To be nominated a judge of the courts of peace, a candidate must have been inscribe or to have right to be inscribed in the List of Members of the Bar of Israel, and to have at least three years of legal professional experience, be already as (a) lawyer; (b) legal official to the service of the state; and (c) teacher in right. The nominated ones must have to the Court of District at least four years of experience as judges of the courts of peace or at least six years of legal professional experience. The judges of the Supreme Court must have served at least five years in the Court of District or have at least ten years of legal experience or be qualified like "eminent lawyer" (a secondhand special category only once in the history of the Supreme Court). As practical matter, the judicial appointments are apolitical. The judges are selected based on his legal occupational qualifications. Since he has not sworn in Israel, the judge is the only one with decision power in a judicial process.

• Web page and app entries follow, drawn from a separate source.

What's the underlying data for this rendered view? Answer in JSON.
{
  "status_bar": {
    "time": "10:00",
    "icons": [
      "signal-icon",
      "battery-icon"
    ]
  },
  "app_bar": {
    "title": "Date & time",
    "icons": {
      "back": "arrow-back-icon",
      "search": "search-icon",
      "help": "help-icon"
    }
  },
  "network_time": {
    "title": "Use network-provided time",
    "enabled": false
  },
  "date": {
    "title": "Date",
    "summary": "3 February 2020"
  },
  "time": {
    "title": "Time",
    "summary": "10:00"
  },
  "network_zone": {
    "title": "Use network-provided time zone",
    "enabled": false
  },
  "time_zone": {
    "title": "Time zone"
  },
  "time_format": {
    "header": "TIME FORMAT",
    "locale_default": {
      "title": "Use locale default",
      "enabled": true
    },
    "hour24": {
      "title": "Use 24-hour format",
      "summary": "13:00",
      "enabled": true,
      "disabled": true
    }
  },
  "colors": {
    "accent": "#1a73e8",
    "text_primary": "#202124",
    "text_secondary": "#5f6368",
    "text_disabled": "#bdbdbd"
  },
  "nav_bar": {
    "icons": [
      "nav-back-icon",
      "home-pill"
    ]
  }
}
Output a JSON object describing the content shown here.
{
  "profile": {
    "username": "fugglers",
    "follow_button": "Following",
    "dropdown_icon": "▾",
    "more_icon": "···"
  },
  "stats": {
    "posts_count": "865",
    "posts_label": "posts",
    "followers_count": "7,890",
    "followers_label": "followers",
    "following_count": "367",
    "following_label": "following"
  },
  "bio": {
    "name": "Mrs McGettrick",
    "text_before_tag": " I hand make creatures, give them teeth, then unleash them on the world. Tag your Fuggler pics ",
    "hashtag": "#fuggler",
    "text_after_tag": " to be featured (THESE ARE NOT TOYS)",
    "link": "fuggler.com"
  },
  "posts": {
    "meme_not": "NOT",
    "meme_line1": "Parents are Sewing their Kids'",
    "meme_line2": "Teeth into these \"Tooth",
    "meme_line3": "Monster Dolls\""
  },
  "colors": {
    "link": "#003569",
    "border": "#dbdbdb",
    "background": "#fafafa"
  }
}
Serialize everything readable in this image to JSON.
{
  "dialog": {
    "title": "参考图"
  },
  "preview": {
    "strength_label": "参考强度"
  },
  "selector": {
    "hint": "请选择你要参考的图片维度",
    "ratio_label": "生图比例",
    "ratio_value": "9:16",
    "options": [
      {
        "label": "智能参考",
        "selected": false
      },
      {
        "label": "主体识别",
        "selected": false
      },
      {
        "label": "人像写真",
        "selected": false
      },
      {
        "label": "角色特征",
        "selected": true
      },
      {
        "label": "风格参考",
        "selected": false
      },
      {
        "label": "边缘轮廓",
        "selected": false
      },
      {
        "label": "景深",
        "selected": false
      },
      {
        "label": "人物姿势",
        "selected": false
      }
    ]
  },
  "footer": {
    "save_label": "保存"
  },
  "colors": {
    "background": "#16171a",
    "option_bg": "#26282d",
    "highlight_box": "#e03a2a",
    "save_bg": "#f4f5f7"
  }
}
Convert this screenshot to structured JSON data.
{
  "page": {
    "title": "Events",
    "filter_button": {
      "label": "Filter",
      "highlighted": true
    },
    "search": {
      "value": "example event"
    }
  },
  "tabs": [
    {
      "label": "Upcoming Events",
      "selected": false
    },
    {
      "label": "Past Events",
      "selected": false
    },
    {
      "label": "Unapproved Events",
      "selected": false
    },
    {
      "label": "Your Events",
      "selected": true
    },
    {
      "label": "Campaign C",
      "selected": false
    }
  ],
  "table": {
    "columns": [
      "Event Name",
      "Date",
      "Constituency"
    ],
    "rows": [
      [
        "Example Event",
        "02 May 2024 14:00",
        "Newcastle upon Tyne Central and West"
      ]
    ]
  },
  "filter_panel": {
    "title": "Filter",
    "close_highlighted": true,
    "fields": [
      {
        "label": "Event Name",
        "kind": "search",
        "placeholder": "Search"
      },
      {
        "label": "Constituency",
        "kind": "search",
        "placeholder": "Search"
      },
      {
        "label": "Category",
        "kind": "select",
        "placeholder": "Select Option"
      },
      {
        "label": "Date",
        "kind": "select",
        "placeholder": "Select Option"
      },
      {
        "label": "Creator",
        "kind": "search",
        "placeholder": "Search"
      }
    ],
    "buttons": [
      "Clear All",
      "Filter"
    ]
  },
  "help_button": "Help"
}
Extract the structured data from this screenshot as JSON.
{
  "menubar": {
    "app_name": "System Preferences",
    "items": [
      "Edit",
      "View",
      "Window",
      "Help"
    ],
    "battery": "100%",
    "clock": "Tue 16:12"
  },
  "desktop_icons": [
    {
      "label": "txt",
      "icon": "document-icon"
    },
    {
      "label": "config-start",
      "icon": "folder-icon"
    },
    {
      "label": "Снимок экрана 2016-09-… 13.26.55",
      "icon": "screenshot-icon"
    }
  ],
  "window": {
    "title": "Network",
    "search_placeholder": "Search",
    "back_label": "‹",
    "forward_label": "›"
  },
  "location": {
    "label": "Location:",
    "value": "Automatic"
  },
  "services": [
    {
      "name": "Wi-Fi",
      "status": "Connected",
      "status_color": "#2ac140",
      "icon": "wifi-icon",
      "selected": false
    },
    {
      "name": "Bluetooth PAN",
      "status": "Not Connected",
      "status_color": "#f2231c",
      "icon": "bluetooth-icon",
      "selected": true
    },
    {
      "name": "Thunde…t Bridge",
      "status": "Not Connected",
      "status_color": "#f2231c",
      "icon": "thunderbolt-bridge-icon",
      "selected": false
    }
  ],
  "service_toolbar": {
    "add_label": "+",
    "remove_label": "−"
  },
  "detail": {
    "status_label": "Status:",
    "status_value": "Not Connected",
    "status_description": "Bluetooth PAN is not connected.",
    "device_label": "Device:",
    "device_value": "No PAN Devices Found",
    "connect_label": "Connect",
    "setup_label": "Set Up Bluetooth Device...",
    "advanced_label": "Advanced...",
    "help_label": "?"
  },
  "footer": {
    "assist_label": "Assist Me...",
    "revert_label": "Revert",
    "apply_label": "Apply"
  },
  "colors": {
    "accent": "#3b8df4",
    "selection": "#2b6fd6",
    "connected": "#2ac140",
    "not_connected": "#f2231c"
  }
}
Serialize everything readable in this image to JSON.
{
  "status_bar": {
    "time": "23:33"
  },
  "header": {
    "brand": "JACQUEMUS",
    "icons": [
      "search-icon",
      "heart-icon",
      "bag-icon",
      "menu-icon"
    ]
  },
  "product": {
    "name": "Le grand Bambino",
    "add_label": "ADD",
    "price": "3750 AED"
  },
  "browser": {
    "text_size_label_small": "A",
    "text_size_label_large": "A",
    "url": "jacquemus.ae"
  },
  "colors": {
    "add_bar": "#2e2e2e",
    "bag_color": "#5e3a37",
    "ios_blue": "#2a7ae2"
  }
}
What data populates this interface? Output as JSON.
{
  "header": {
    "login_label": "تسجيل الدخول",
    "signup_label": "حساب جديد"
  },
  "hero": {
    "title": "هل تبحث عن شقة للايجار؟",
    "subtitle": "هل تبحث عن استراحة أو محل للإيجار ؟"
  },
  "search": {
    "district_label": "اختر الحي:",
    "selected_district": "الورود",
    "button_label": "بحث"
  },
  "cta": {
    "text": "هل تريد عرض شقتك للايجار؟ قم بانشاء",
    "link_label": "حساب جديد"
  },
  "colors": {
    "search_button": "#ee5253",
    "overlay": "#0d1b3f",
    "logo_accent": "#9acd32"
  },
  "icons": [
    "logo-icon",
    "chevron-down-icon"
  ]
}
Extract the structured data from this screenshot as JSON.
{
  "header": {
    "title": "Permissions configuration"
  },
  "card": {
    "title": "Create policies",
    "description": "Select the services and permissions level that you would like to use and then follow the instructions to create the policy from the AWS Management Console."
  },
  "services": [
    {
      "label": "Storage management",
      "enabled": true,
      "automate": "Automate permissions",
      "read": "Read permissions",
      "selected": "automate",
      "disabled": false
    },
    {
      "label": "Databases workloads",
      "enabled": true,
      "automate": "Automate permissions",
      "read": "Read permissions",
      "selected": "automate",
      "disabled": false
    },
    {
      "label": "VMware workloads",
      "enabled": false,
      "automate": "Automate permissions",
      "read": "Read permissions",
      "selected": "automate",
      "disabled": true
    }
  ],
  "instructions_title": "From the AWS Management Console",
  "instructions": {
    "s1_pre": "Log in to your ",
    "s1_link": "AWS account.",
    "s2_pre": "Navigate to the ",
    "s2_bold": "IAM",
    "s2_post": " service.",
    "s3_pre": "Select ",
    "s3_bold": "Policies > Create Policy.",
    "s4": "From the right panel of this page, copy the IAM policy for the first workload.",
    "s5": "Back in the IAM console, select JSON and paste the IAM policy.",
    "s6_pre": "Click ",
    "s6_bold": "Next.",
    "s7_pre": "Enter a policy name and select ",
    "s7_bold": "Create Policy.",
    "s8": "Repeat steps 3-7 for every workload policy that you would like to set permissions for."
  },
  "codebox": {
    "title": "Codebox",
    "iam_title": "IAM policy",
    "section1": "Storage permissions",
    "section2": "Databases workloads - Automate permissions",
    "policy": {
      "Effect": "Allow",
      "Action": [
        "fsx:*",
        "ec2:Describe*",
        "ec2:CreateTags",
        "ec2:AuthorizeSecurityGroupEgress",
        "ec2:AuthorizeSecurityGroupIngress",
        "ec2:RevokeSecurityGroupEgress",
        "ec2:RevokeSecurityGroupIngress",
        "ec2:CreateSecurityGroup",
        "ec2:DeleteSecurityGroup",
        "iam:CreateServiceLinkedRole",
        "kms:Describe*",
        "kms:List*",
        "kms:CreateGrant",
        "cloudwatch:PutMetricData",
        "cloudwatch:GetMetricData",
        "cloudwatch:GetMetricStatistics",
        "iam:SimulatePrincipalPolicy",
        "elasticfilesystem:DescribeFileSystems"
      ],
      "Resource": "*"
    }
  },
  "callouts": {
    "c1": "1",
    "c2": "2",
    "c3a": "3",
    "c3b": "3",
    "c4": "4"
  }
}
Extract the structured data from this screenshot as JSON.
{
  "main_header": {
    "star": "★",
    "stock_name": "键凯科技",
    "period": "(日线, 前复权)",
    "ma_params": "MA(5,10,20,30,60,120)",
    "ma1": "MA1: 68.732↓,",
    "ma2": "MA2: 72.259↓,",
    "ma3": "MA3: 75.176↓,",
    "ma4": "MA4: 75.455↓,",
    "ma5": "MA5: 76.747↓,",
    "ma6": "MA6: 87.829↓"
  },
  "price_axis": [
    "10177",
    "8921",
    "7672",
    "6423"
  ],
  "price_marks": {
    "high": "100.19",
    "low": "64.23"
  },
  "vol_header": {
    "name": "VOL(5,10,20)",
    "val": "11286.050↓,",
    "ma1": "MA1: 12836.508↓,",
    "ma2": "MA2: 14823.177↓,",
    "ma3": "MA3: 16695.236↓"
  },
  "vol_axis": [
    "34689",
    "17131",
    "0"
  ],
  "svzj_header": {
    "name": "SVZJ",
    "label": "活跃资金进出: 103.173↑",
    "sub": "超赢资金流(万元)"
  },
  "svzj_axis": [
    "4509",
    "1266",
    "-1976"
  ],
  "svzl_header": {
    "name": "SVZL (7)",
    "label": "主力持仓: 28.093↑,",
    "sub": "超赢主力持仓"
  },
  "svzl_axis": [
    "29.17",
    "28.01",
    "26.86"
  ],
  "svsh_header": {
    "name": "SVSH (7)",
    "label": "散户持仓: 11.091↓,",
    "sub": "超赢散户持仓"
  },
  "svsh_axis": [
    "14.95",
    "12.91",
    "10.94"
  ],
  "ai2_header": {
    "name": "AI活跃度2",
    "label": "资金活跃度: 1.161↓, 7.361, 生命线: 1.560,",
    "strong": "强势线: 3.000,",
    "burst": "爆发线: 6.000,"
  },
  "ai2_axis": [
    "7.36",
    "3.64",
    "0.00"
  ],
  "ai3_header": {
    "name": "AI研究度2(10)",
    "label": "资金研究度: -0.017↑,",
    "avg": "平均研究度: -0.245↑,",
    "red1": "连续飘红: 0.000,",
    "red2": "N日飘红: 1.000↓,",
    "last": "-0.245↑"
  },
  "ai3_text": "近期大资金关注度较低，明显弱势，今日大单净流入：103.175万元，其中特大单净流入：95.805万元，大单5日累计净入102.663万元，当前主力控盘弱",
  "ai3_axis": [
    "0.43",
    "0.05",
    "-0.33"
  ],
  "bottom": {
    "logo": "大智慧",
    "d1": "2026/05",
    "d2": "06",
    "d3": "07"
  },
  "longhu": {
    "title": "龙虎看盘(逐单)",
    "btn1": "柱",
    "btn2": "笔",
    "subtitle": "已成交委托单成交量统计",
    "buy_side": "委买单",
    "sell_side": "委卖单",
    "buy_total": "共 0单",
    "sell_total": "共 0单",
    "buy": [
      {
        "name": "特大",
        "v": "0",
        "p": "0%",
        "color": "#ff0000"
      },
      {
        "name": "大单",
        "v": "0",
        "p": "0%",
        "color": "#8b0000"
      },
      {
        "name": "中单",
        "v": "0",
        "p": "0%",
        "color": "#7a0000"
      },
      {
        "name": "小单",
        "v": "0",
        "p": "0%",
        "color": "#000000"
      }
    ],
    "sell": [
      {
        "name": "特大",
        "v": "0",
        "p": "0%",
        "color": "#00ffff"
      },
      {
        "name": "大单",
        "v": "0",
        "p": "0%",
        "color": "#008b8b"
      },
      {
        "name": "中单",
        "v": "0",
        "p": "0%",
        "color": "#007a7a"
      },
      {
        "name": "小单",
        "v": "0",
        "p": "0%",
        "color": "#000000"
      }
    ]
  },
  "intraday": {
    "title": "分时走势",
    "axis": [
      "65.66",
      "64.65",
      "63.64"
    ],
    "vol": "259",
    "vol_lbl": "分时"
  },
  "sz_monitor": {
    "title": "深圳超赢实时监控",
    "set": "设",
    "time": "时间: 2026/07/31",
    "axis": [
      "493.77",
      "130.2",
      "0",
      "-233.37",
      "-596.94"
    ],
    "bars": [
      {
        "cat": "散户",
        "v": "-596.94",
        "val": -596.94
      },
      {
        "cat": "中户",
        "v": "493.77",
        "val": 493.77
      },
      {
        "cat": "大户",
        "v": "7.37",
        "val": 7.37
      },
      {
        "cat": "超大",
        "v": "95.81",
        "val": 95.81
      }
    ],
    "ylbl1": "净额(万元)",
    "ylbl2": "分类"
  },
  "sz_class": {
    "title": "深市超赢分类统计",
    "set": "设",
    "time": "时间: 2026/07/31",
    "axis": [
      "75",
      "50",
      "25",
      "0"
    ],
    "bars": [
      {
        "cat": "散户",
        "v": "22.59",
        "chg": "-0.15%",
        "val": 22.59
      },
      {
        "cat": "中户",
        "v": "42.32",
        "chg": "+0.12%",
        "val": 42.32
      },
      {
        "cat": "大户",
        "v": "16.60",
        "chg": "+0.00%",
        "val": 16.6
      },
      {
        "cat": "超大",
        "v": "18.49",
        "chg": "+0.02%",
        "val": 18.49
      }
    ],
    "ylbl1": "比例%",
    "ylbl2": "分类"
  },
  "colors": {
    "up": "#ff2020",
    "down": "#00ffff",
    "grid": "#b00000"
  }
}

The judicature independence continues along all his period in the charge. His appointment is permanent and it expires only with the obligatory retirement at the age of 70 years, an age major than allowed in other public positions. The judges enjoy an immunity similar to that of the members of the Knéset. A judge cannot be removed of the charge except by decision of a Disciplinary, consistent Court judges named by the Chief Justice, or by decision of the Commission of Judicial Selection at the proposal of the Minister of Justice or of the Chief Justice. The decision of the commission must be supported by seven of his nine members. The wages and pensions of the judicature are determined by the commission of the Knéset and it is not possible to approve any law that proposes the reduction of the wages of the judges. For law, the judges of the Supreme Court receive the same remuneration as the ministers of the office and the Chief Justice receives the same salary as the Prime minister.
Source: MFA - Foreign Office of Israel